One of the first games I completed was a Tomb Raider fan project called “Tomb Raider – The Unicorn Quest.”  All the animations were hand drawn, then scanned in.  I have no idea where it is now – possibly still floating around on the internet, but to be honest, that’s probably for the best.  It was my first attempt at making a game, and … I’ll leave it at that!

Some time later (a year or two?), I decided I would use an updated version of the Klik ‘n Play software, called The Games Factory, to make what I envisioned would be a proper 2D Tomb Raider sidescroller, kind of like the ones that came out for the Game Boy Advance a little later.

I progressed pretty far but eventually got stuck with the game play mechanics.  It was hard to make Lara control well consistently.  For a game that required at least some vaguely precise  targeting for shooting and platform jumping, it ended up being more an exercise in frustration than anything.  It probably had a lot to do with my design or maybe the software, which was quirky, not to mention buggy, at times.  In any event, other life events got in the way, and as much as I hated to admit it, I kind of “lost the spark,” to use a phrase my brother coined to describe what happened when people started projects (like games) that never got completed.

However, after rediscovering the notebooks, I located the files that had been sitting, gathering digital dust for all these years and wondered if I should do something with the animations.  Looking at them now, I reckon I must have spent hours on them, and even if the game never came together, I must say that the animations came out not half bad.

Maybe one day, I’ll use them in a little movie along with the cutscene illustrations that I drew and still have (here are a few).

tr2_1 tr2_2 tr2_8 tr2_15

Or, who knows, an updated version of The Games Factory, called Multimedia Fusion, is available on the web, and it’s quite powerful.  I used it to create the animations for The Thirteenth Hour trailer and music video, as well as to touch up the Lara Croft ones which I’ve embedded below.  But I think to use it for game design, I’d need a refresher, since, alas, I’ve basically forgotten most of the programming that I knew.

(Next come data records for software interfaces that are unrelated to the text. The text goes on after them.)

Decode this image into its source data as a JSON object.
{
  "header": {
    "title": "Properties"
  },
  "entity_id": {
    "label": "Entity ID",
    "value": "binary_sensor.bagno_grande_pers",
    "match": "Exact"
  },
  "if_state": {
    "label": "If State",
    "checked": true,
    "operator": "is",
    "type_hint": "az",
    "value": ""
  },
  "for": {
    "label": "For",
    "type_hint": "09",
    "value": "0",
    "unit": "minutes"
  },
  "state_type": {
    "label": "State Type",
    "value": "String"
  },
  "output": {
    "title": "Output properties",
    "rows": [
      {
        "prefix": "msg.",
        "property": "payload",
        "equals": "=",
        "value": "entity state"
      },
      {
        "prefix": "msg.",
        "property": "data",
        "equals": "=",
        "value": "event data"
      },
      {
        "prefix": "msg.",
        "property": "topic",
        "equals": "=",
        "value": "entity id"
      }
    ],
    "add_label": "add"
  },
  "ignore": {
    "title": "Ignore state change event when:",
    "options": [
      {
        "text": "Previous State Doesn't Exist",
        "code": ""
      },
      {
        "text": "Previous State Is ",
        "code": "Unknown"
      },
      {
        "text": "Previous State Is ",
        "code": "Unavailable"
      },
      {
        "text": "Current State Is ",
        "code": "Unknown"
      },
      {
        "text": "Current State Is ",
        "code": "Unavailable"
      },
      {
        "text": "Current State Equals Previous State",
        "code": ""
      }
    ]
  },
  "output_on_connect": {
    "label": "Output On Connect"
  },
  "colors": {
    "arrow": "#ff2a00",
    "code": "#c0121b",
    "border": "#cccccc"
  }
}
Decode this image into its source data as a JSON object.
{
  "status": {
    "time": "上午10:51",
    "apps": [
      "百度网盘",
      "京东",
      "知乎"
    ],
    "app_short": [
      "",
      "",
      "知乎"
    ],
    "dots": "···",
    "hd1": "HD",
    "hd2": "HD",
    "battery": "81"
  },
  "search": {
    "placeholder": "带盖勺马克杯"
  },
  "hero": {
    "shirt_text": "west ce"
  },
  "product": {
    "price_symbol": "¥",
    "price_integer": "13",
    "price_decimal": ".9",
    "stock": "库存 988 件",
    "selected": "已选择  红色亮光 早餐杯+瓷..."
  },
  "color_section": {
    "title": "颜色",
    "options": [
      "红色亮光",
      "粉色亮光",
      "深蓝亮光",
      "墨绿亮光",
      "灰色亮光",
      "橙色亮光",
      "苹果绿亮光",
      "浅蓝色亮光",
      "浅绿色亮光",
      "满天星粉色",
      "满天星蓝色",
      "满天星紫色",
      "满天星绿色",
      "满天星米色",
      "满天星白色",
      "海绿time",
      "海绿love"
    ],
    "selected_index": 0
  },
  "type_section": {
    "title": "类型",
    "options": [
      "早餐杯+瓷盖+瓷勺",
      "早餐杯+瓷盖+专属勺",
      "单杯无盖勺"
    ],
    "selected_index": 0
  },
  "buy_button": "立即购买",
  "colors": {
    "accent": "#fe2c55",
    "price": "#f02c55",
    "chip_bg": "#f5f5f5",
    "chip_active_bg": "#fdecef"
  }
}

In any event, if you’re a game developer and are interested in using these animations in a fan game of your own, please feel free to do so (all those below are animated .gifs made on this site using stills from the original game file.  They were saved with an alpha channel so they superimpose easily over things – in other words, the background is transparent).  They’ve sat unused for so long that I feel at least someone should use them.  I only ask that you reference this webpage in your credits and let me know when you’ve done so I can play your game!

Here they are:

Lara breathe animated basic breathing animation

Lara cape breathe animatedsame as above but in a hooded cape – I’d envisioned a level where Lara was running through city rooftops dodging ninjas (yes, very 80s) in the rain, hence the hooded cape getup.

lara runrunning animation

lara run caperunning in the cape

lara shoot standshooting twin pistols – you can’t see the ejected bullet casings since they were a separate animation, though if you kept your finger on the shooting button, a shower of shells would erupt from the guns 🙂

lara run shootrunning while shooting

lara shoot kkick  doing a one arm handstand to shoot down – in real life, she’d be firing into the ground, but I figured for a 2D platformer, the bullets could bend reality a little.

lara auto9 shooting a machine pistol – modeled after Robocop’s auto9

lara smg shoot shooting a submachine gun

lara jump   jumping/falling/climbing

lara side kicksliding sidekick – I wanted Lara to have at least one move to defend herself if she ended up without weapons (since, in the early games, there was usually at least one level where she ended up without weapons).

lara flying side kick  flying sidekick

lara backflip   backflip – saved my favorite for last

In the future, I’ll post more animations like this of other unfinished games, including ones from The Thirteenth Hour.

Thanks to all the developers from Core and Crystal Dynamics for the Tomb Raider games over the years and making Lara Croft do backflips (my favorite part and the main reason I started playing these games in the first place – the flipping has been notably absent lately; please consider bringing the flipping back if you’re reading =)